This couple of hardy pioneers had the unique distinction of pioneering in two states. The first one was Ohio. Hyatt was born in Ohio only two years after that state was admitted to the union. Betsey and her father's family Immigrated to Ohio only a few years later. They "set up" house-keeping in the wilderness. Then about the time the area began to develop, a semblance of settlement through the building of roads, schools, and churches. They pulled stakes and moved to the wilderness of east southeast Illinois in I839. Illinois had been recognized as a state a mere twenty years. Everywhere over this area the population was sparse, and the country side was unchanged from its original appearance. Since this situation prevailed, Hyatt and Betsey began life again as that of early rugged pioneers. Much progress was made in the area's development before Betsey's death on June 22, 1868, and Hyatt's death December 5, l871. Relatively speaking, however, this southern Illinois country had only slowly developed agriculturally and otherwise at the close of their lives. Betsey, was buried in Wesley Chapel cemetery' Lawrence County, several miles from her home because the Methodist Episcopal burying grounds at that time were few and far between. Hyatt outlived his wife only about three and one half years, but in the meantime burial grounds had been provided at the Mt. Olive Methodist church, located within two miles of Hyatt's farm. Hyatt was a staunch supporter of the Mt. Olive Church. He was much interested in seeing this meeting place grow and prosper; thus, he requested that he be buried in the new burial grounds at Mt. Olive. This request was met.
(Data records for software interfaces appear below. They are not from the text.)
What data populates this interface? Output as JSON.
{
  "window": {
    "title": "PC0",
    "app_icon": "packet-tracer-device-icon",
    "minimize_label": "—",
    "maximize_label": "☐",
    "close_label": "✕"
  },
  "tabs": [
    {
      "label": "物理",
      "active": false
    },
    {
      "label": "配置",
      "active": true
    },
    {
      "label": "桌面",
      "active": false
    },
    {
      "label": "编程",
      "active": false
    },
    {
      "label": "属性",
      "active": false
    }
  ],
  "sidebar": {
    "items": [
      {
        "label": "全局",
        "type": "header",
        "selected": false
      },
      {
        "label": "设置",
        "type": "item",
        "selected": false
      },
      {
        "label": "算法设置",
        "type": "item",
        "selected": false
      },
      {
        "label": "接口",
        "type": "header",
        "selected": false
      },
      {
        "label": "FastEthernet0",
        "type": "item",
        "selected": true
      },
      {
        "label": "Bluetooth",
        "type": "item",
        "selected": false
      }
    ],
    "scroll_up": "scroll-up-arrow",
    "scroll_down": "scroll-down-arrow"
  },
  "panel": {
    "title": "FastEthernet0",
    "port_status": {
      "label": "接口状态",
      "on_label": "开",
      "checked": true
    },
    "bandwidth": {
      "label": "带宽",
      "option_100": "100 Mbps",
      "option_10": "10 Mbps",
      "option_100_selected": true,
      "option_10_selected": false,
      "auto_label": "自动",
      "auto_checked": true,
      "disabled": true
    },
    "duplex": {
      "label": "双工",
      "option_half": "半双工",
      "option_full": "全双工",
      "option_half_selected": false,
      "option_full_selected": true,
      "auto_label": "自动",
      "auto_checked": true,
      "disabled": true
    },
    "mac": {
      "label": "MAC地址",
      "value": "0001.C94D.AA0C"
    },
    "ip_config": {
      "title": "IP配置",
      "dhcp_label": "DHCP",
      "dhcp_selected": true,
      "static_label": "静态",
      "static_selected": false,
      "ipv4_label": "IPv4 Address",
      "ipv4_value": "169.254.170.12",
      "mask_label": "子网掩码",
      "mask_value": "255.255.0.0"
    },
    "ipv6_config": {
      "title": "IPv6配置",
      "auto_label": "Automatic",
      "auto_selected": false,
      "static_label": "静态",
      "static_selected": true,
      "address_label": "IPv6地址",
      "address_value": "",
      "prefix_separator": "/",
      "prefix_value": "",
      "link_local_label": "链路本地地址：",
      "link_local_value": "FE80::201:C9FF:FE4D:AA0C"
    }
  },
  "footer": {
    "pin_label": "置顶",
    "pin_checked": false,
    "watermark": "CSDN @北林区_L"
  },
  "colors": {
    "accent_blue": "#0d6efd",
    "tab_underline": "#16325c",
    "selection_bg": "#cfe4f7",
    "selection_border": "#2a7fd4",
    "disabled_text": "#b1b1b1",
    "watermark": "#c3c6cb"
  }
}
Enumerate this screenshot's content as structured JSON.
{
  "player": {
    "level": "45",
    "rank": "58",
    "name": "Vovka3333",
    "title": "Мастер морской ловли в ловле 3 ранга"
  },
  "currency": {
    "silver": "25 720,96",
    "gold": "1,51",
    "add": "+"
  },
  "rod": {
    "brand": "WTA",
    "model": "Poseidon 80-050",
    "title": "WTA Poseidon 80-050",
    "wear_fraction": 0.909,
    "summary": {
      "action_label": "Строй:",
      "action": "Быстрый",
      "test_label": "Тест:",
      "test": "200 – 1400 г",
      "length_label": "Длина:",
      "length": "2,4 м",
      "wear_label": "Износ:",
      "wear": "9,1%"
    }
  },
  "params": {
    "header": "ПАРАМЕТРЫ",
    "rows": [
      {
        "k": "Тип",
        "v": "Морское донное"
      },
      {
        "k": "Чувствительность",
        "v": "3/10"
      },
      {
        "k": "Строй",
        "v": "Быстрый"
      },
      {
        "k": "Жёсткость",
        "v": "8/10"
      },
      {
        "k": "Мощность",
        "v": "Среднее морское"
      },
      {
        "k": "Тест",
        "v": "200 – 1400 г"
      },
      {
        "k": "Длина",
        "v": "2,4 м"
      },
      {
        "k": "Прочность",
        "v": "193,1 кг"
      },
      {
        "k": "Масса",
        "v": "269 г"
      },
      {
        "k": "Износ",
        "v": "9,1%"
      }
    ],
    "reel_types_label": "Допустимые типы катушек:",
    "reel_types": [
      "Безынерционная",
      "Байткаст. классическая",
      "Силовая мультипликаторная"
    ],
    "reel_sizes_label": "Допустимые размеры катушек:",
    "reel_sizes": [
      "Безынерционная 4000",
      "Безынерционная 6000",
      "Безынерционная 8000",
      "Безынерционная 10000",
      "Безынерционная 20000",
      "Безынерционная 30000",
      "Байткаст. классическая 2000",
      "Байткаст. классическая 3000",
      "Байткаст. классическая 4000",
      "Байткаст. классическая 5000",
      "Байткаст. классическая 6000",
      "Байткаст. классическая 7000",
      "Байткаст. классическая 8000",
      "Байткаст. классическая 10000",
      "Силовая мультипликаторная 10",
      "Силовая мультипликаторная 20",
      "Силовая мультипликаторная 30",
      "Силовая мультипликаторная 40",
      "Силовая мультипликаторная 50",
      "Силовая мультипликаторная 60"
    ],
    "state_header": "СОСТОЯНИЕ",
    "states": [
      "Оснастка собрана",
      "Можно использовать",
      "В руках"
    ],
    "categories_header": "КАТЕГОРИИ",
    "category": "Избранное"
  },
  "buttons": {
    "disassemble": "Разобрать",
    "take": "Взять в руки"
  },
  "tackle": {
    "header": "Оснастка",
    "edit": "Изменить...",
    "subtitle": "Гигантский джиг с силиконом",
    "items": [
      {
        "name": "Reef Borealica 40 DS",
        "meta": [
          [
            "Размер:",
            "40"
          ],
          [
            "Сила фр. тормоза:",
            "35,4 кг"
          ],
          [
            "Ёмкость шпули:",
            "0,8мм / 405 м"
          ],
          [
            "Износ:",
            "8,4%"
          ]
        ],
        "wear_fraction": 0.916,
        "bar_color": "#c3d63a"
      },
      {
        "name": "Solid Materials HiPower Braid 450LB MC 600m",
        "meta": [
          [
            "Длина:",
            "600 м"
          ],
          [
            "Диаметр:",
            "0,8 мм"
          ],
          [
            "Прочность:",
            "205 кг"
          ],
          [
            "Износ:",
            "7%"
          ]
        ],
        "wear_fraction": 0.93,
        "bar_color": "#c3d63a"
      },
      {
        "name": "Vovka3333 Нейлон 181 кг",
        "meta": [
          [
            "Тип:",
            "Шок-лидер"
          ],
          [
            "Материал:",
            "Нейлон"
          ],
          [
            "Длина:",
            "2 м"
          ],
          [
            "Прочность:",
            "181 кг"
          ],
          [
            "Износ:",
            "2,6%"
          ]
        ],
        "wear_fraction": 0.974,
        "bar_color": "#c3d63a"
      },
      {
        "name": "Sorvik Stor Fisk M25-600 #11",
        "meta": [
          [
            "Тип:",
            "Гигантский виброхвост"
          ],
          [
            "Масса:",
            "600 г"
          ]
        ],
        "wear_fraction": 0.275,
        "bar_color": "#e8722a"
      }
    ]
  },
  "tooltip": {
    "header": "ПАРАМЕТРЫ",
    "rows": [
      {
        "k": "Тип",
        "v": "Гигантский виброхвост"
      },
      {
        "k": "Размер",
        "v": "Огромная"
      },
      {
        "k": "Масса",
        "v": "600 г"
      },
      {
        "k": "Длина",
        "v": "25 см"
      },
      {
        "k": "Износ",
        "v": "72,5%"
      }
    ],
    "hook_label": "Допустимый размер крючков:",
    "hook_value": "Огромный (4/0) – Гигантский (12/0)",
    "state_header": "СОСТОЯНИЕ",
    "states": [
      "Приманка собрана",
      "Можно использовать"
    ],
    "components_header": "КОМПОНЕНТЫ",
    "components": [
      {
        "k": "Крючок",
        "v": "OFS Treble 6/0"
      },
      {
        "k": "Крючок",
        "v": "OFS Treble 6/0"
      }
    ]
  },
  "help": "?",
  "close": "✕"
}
Thus ended the lives of an honorable, upright, and persevering pioneer couple.